##### The records #####

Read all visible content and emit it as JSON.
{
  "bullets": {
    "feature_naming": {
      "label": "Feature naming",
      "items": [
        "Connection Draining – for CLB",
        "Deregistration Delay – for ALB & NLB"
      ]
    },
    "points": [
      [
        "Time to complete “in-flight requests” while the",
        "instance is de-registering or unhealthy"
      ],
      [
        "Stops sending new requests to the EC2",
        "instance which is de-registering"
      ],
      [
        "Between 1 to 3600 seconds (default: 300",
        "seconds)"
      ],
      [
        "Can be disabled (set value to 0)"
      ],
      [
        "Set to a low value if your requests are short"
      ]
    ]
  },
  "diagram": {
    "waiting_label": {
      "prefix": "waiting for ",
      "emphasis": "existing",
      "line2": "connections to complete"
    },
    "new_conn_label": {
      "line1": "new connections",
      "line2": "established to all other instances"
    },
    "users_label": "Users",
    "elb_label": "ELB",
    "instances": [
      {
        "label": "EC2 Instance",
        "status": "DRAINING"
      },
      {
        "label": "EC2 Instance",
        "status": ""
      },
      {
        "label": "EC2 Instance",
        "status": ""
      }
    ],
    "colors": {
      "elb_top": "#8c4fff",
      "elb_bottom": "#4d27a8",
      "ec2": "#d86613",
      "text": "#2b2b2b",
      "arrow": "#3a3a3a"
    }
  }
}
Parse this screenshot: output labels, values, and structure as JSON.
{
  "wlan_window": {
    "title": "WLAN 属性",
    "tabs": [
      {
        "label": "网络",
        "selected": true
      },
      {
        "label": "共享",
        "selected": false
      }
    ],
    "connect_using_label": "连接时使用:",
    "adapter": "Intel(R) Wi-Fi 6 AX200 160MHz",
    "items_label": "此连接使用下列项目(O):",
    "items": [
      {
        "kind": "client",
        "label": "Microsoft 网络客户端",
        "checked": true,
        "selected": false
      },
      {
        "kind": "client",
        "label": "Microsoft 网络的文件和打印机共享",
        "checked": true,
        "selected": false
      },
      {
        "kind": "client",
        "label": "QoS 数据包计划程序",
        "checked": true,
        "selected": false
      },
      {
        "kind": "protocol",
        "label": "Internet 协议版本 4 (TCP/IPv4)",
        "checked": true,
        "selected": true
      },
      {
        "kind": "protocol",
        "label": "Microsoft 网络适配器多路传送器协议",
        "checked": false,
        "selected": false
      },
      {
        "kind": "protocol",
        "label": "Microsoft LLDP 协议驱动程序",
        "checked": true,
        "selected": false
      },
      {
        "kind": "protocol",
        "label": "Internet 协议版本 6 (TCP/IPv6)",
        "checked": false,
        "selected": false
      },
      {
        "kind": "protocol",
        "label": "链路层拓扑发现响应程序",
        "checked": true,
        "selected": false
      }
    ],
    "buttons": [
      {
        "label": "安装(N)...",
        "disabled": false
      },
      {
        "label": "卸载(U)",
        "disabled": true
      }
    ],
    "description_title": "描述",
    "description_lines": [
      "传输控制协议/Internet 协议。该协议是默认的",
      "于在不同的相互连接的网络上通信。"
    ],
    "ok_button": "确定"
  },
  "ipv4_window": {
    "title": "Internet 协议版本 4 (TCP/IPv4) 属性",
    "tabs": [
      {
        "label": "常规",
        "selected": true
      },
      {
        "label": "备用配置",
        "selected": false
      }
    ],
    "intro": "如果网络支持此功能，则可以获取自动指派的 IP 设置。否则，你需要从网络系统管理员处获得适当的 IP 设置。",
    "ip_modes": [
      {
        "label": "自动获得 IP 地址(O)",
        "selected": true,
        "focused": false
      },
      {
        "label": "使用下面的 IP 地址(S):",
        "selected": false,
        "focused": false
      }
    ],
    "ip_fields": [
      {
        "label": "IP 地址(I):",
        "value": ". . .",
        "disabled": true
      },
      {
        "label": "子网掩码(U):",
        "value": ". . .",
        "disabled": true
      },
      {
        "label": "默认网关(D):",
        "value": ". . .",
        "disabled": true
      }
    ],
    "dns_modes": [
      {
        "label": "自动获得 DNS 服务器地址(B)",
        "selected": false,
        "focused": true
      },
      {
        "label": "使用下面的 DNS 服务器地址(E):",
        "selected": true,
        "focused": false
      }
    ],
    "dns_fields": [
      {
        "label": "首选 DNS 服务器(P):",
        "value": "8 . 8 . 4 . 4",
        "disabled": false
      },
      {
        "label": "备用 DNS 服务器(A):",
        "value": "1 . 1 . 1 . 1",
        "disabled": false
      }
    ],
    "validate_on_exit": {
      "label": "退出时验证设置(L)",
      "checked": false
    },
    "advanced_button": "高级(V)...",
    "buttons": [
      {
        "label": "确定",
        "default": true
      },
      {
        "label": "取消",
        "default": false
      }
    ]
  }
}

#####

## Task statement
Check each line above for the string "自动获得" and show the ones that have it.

## Your response
        "label": "自动获得 IP 地址(O)",
        "label": "自动获得 DNS 服务器地址(B)",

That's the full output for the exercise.